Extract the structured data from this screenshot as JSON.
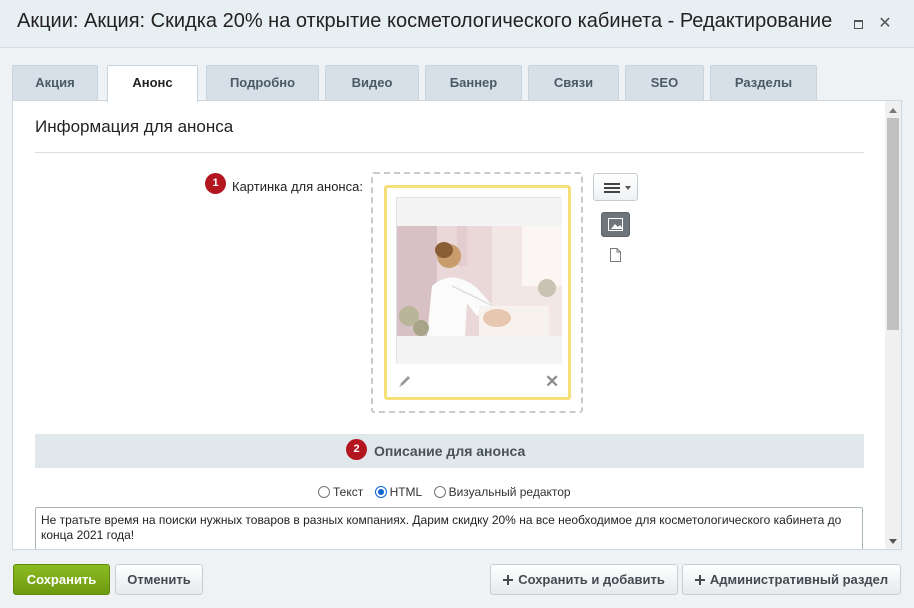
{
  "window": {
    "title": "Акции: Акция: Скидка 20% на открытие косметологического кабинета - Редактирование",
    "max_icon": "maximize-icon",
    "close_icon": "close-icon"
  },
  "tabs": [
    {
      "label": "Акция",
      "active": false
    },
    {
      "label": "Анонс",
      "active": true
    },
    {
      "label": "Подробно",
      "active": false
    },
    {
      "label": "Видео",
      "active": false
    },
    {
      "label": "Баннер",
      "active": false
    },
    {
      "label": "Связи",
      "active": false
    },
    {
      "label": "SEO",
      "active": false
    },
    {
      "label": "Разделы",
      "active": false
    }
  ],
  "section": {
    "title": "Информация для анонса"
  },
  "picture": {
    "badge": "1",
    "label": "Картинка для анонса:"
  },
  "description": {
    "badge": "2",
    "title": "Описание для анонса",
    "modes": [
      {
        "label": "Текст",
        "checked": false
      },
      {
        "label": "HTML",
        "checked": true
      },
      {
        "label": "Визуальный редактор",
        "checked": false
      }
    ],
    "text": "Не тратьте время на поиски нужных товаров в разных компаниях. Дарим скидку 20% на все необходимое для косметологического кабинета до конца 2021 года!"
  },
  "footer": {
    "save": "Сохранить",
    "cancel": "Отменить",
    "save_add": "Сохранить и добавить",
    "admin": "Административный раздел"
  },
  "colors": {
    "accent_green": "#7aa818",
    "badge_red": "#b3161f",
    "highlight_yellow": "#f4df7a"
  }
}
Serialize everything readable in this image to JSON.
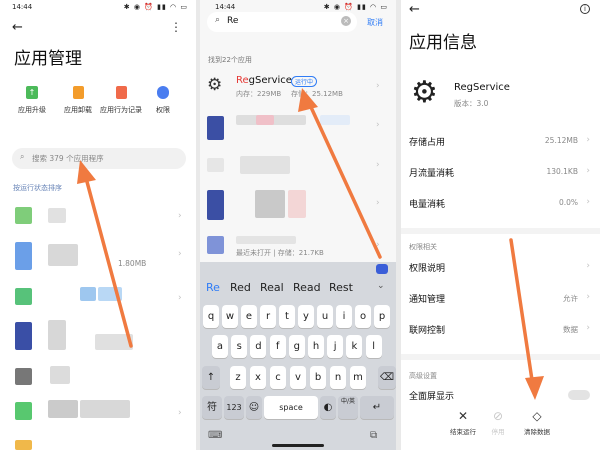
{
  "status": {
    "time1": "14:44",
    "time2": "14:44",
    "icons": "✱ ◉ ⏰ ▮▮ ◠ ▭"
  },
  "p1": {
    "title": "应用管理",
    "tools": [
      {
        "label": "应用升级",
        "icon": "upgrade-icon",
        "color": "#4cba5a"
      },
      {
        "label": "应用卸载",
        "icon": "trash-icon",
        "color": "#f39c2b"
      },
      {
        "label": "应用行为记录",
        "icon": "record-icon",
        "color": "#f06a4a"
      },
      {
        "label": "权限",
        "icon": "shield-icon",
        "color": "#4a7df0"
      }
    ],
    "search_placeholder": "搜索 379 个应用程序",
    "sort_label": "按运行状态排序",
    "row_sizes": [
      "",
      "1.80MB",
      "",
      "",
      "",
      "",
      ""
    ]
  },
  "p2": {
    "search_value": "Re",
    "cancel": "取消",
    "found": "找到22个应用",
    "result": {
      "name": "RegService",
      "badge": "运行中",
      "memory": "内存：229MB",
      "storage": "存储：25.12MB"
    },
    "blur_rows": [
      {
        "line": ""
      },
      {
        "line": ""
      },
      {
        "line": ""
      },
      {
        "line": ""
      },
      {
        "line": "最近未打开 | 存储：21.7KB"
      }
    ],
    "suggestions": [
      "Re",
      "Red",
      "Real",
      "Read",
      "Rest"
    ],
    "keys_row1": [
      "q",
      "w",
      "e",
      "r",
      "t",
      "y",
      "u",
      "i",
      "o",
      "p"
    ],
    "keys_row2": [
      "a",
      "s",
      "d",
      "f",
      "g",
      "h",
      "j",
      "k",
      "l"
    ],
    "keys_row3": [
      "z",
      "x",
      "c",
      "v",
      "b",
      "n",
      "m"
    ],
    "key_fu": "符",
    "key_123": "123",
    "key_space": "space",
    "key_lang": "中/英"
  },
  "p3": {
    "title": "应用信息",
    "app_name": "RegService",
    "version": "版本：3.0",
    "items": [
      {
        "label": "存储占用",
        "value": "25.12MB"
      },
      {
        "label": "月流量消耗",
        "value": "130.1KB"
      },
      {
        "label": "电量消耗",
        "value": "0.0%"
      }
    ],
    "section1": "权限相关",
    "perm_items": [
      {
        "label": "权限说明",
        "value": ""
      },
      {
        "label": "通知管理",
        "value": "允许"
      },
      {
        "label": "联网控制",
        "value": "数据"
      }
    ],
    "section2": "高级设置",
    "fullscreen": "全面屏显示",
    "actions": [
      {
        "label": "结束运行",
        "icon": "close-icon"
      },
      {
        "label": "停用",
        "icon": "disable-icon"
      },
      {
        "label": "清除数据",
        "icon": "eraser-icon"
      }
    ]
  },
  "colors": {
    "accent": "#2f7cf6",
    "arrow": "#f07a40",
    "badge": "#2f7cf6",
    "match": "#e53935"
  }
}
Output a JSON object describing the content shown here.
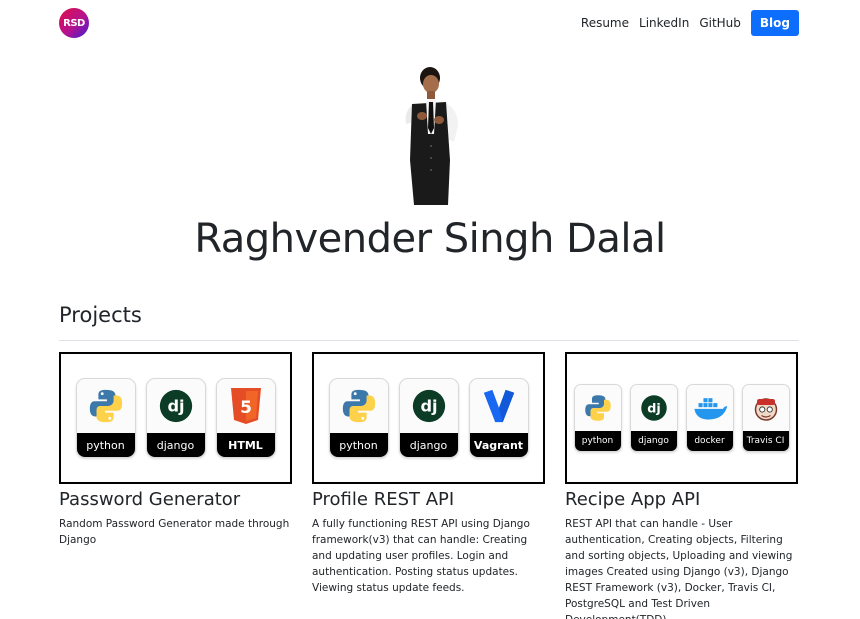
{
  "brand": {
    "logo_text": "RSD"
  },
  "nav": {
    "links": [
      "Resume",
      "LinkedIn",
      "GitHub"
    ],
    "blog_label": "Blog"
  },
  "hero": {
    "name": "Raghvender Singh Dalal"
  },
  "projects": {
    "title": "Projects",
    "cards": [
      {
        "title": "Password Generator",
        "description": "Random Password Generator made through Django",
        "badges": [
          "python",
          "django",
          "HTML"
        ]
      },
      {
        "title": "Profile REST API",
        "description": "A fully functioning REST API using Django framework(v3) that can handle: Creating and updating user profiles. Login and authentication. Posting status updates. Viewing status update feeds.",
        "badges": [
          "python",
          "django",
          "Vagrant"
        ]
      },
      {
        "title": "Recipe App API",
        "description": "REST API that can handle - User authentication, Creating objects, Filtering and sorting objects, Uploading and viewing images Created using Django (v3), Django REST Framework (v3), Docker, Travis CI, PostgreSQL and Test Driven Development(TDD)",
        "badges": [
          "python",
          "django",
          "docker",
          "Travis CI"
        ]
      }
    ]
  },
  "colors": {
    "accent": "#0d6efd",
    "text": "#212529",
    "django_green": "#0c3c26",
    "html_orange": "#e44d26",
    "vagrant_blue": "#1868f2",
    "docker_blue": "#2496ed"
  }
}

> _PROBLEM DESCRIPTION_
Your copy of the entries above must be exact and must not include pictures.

> _EXERCISE ANSWER_
Extract the structured data from this screenshot as JSON.
{
  "window": {
    "title": "Акции: Акция: Скидка 20% на открытие косметологического кабинета - Редактирование",
    "max_icon": "maximize-icon",
    "close_icon": "close-icon"
  },
  "tabs": [
    {
      "label": "Акция",
      "active": false
    },
    {
      "label": "Анонс",
      "active": true
    },
    {
      "label": "Подробно",
      "active": false
    },
    {
      "label": "Видео",
      "active": false
    },
    {
      "label": "Баннер",
      "active": false
    },
    {
      "label": "Связи",
      "active": false
    },
    {
      "label": "SEO",
      "active": false
    },
    {
      "label": "Разделы",
      "active": false
    }
  ],
  "section": {
    "title": "Информация для анонса"
  },
  "picture": {
    "badge": "1",
    "label": "Картинка для анонса:"
  },
  "description": {
    "badge": "2",
    "title": "Описание для анонса",
    "modes": [
      {
        "label": "Текст",
        "checked": false
      },
      {
        "label": "HTML",
        "checked": true
      },
      {
        "label": "Визуальный редактор",
        "checked": false
      }
    ],
    "text": "Не тратьте время на поиски нужных товаров в разных компаниях. Дарим скидку 20% на все необходимое для косметологического кабинета до конца 2021 года!"
  },
  "footer": {
    "save": "Сохранить",
    "cancel": "Отменить",
    "save_add": "Сохранить и добавить",
    "admin": "Административный раздел"
  },
  "colors": {
    "accent_green": "#7aa818",
    "badge_red": "#b3161f",
    "highlight_yellow": "#f4df7a"
  }
}
Serialize everything readable in this image to JSON.
{
  "status": {
    "time1": "14:44",
    "time2": "14:44",
    "icons": "✱ ◉ ⏰ ▮▮ ◠ ▭"
  },
  "p1": {
    "title": "应用管理",
    "tools": [
      {
        "label": "应用升级",
        "icon": "upgrade-icon",
        "color": "#4cba5a"
      },
      {
        "label": "应用卸载",
        "icon": "trash-icon",
        "color": "#f39c2b"
      },
      {
        "label": "应用行为记录",
        "icon": "record-icon",
        "color": "#f06a4a"
      },
      {
        "label": "权限",
        "icon": "shield-icon",
        "color": "#4a7df0"
      }
    ],
    "search_placeholder": "搜索 379 个应用程序",
    "sort_label": "按运行状态排序",
    "row_sizes": [
      "",
      "1.80MB",
      "",
      "",
      "",
      "",
      ""
    ]
  },
  "p2": {
    "search_value": "Re",
    "cancel": "取消",
    "found": "找到22个应用",
    "result": {
      "name": "RegService",
      "badge": "运行中",
      "memory": "内存：229MB",
      "storage": "存储：25.12MB"
    },
    "blur_rows": [
      {
        "line": ""
      },
      {
        "line": ""
      },
      {
        "line": ""
      },
      {
        "line": ""
      },
      {
        "line": "最近未打开 | 存储：21.7KB"
      }
    ],
    "suggestions": [
      "Re",
      "Red",
      "Real",
      "Read",
      "Rest"
    ],
    "keys_row1": [
      "q",
      "w",
      "e",
      "r",
      "t",
      "y",
      "u",
      "i",
      "o",
      "p"
    ],
    "keys_row2": [
      "a",
      "s",
      "d",
      "f",
      "g",
      "h",
      "j",
      "k",
      "l"
    ],
    "keys_row3": [
      "z",
      "x",
      "c",
      "v",
      "b",
      "n",
      "m"
    ],
    "key_fu": "符",
    "key_123": "123",
    "key_space": "space",
    "key_lang": "中/英"
  },
  "p3": {
    "title": "应用信息",
    "app_name": "RegService",
    "version": "版本：3.0",
    "items": [
      {
        "label": "存储占用",
        "value": "25.12MB"
      },
      {
        "label": "月流量消耗",
        "value": "130.1KB"
      },
      {
        "label": "电量消耗",
        "value": "0.0%"
      }
    ],
    "section1": "权限相关",
    "perm_items": [
      {
        "label": "权限说明",
        "value": ""
      },
      {
        "label": "通知管理",
        "value": "允许"
      },
      {
        "label": "联网控制",
        "value": "数据"
      }
    ],
    "section2": "高级设置",
    "fullscreen": "全面屏显示",
    "actions": [
      {
        "label": "结束运行",
        "icon": "close-icon"
      },
      {
        "label": "停用",
        "icon": "disable-icon"
      },
      {
        "label": "清除数据",
        "icon": "eraser-icon"
      }
    ]
  },
  "colors": {
    "accent": "#2f7cf6",
    "arrow": "#f07a40",
    "badge": "#2f7cf6",
    "match": "#e53935"
  }
}
Output a JSON object describing the content shown here.
{
  "brand": {
    "logo_text": "RSD"
  },
  "nav": {
    "links": [
      "Resume",
      "LinkedIn",
      "GitHub"
    ],
    "blog_label": "Blog"
  },
  "hero": {
    "name": "Raghvender Singh Dalal"
  },
  "projects": {
    "title": "Projects",
    "cards": [
      {
        "title": "Password Generator",
        "description": "Random Password Generator made through Django",
        "badges": [
          "python",
          "django",
          "HTML"
        ]
      },
      {
        "title": "Profile REST API",
        "description": "A fully functioning REST API using Django framework(v3) that can handle: Creating and updating user profiles. Login and authentication. Posting status updates. Viewing status update feeds.",
        "badges": [
          "python",
          "django",
          "Vagrant"
        ]
      },
      {
        "title": "Recipe App API",
        "description": "REST API that can handle - User authentication, Creating objects, Filtering and sorting objects, Uploading and viewing images Created using Django (v3), Django REST Framework (v3), Docker, Travis CI, PostgreSQL and Test Driven Development(TDD)",
        "badges": [
          "python",
          "django",
          "docker",
          "Travis CI"
        ]
      }
    ]
  },
  "colors": {
    "accent": "#0d6efd",
    "text": "#212529",
    "django_green": "#0c3c26",
    "html_orange": "#e44d26",
    "vagrant_blue": "#1868f2",
    "docker_blue": "#2496ed"
  }
}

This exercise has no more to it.